Recently an employee from a nationally known firm based in my city came in for his wellness “physical.” He works 16-hour days from home, rarely leaving his computer. He is a poster-child of poor lifestyle decisions in regard to wellness and wellbeing; in vernacular terms, “a heart attack waiting to happen.” Wellness programs are quite the rage these days.
Recently an employee from a nationally known firm based in my city came in for his wellness “physical.” He works 16-hour days from home, rarely leaving his computer. He is a poster-child of poor lifestyle decisions in regard to wellness and wellbeing; in vernacular terms, “a heart attack waiting to happen.” Wellness programs are quite the rage these days. I fill out forms on a daily basis documenting patients’ blood pressures, cholesterol values, waist measurement, and so forth. Employers are hoping to motivate their employees to be healthier.
Rand and Pepsi Company recently published their report of how well this program worked for Pepsico. It contains interesting data. While disease management assistance for employees was successful, the return on investment for the lifestyle management, which includes those yearly physicals and lab draws, was less so. The report created a bit of a stir. I suggest following Khanna On Health Blog regarding wellness vendors and the lack of data to support much of the recommendations that seem to be taken as facts judging by the forms I fill out routinely.

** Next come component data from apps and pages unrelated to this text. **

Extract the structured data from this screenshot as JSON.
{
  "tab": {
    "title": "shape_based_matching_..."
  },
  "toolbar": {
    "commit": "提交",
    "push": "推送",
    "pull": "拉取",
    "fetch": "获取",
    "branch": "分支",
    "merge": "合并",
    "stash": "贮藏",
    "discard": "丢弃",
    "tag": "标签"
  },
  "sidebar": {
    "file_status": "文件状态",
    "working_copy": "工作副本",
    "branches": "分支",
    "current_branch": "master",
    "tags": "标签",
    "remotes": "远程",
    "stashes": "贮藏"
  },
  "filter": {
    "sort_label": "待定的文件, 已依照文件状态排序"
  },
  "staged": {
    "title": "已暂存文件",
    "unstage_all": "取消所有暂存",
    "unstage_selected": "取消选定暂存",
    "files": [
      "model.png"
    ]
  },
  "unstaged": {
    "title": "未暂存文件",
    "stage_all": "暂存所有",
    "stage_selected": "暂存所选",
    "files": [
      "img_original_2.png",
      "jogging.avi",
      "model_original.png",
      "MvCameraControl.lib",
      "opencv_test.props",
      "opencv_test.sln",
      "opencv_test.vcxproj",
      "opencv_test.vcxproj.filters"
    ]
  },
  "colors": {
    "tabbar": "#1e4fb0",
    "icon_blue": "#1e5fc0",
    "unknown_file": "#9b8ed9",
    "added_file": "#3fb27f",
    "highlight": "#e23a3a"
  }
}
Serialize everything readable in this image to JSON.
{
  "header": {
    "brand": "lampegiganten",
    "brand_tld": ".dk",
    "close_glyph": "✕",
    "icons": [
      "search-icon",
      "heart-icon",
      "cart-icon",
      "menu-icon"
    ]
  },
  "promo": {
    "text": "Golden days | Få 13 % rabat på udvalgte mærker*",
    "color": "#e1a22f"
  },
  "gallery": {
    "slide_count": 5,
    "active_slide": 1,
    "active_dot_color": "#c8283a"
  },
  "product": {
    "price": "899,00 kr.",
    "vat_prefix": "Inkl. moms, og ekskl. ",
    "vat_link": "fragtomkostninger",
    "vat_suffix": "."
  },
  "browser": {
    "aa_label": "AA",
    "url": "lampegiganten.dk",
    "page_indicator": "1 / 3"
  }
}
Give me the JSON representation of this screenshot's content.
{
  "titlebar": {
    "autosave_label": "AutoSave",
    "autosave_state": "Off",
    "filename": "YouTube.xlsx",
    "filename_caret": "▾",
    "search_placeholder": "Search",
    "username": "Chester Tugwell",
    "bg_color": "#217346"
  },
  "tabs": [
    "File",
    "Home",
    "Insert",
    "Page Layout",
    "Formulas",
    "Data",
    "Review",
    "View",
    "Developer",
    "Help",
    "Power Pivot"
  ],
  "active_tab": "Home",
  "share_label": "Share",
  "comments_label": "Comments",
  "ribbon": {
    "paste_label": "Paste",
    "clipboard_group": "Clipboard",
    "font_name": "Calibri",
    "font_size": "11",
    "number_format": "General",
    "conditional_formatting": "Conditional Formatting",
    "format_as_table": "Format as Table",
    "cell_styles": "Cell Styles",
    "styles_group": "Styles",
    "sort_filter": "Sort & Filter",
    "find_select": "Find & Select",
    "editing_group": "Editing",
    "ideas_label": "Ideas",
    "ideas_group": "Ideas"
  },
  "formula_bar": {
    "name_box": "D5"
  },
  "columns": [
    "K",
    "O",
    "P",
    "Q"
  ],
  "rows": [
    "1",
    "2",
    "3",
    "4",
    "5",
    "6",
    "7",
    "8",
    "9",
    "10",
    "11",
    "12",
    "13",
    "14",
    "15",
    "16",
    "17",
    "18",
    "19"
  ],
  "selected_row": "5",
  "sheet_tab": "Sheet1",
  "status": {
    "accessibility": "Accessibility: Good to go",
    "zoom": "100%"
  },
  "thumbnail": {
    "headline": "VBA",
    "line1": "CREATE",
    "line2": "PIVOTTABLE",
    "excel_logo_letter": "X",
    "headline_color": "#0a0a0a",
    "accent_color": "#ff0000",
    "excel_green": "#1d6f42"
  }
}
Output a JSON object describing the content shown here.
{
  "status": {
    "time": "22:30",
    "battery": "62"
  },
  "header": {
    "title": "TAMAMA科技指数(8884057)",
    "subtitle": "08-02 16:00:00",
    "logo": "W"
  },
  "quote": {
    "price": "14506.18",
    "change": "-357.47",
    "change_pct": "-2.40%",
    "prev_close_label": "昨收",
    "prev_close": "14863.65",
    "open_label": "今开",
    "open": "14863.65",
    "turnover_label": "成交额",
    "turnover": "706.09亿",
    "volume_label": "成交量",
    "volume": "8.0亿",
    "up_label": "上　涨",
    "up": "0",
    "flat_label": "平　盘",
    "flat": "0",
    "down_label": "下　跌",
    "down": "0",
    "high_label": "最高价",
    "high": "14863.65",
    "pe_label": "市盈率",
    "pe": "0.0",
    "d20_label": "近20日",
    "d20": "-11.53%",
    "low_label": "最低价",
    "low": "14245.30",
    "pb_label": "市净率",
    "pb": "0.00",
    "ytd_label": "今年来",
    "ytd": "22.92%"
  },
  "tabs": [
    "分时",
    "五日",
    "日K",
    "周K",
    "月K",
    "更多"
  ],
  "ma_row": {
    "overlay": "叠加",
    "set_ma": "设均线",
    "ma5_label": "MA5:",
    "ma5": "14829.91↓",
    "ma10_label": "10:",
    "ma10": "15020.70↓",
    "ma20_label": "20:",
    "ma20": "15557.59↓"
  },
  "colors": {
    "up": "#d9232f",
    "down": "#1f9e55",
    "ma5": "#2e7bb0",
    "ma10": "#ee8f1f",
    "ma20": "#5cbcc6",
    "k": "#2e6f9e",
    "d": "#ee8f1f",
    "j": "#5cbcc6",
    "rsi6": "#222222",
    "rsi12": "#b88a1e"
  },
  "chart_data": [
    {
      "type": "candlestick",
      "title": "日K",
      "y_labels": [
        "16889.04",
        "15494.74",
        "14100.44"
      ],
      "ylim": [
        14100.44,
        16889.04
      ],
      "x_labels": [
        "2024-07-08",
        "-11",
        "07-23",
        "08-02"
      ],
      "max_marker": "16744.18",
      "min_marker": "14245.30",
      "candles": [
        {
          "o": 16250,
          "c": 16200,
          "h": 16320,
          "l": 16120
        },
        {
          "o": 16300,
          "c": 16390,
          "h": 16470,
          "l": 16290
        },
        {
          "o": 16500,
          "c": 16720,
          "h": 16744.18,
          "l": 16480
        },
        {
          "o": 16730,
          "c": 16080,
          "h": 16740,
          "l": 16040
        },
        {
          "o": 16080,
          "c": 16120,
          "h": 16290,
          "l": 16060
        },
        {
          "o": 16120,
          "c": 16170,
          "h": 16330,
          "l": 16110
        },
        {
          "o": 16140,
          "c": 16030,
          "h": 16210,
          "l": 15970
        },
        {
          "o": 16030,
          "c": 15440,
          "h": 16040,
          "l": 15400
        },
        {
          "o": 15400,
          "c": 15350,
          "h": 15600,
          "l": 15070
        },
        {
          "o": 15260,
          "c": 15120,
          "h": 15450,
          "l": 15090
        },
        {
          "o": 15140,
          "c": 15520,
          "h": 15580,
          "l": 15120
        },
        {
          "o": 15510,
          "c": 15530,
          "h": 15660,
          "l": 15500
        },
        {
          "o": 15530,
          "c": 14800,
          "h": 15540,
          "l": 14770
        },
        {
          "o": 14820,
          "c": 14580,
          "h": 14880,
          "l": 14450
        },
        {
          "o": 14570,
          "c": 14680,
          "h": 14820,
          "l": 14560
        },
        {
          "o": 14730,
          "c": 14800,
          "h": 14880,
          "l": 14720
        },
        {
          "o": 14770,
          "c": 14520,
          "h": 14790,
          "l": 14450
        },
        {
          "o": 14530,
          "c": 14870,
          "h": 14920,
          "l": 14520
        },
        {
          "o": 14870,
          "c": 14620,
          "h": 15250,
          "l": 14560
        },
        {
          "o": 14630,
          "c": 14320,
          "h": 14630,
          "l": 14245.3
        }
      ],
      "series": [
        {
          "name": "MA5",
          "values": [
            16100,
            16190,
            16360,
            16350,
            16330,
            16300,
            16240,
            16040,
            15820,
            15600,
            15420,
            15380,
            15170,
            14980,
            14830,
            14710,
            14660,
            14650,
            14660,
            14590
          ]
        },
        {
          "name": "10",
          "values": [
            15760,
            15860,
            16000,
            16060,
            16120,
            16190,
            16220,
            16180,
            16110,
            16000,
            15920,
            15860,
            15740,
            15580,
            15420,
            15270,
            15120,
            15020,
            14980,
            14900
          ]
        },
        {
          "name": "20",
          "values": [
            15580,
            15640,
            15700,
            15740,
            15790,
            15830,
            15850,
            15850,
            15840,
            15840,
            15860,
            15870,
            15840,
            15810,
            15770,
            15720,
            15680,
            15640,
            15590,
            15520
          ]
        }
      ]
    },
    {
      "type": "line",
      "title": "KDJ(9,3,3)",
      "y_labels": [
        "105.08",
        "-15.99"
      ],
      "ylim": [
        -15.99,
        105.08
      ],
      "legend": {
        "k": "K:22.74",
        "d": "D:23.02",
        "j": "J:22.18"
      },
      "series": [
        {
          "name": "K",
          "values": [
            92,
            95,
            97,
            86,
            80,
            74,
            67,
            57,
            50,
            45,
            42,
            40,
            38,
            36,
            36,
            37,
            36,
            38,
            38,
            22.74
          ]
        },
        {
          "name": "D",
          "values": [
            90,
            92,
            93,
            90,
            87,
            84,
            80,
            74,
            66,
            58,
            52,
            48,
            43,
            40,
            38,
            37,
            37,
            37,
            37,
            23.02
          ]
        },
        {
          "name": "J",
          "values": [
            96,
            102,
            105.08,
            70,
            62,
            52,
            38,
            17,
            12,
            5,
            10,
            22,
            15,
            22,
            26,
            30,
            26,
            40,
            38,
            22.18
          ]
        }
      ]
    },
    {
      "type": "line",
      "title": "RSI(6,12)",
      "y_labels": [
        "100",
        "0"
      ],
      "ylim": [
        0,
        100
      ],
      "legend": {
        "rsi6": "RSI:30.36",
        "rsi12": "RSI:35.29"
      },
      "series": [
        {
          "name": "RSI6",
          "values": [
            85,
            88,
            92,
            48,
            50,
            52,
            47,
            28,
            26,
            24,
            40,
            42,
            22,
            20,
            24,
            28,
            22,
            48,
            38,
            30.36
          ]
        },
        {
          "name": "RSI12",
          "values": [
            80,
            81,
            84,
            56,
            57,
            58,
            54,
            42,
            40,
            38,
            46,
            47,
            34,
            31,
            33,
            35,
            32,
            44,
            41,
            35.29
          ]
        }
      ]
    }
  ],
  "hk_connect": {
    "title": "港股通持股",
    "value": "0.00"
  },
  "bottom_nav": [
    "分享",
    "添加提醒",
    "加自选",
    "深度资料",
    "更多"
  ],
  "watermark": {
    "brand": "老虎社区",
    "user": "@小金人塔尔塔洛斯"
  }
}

Meanwhile, back to my patient. I don’t care how much you love your job or need your job, working 16 hours a day is not a healthy way to live. As a family practice physician, I would love to make editorial comments on the forms that I’m filling out but there is no option for that. To be fair, despite encouragement by their employers to be healthier, employees may refuse to take the bait. Without knowing the specifics of his company’s wellness policies, or how well his supervisor adheres to them, it’s impossible to know how much is the fault of the company and how much is about the individual.
Being involved in my own company’s Wellness/Wellbeing Committee, what struck me is how creating a culture of wellness must start by changing any ideas of enforcement. “Mandatory engagement” in such programs is an oxymoron but encouraging a culture of self-care makes sense. There are so many things that don’t cost a lot of money that can be the start of culture change: different food and drink options in the cafeteria, access to better choices in vending machines, posting nutritional content of all foods in the cafeteria, putting up signs that encourage stair use, self-tracking contests, employee workout sessions (at convenient times for them), a farmer’s market in the parking lot with discounts supported by the corporation. We need to start from the top—the C-suits and the doctors making wellbeing and self-care a priority. Watching both those populations work 60 hours weeks is not a way to exemplify healthy behavior.
(corporate wellness programs / shutterstock)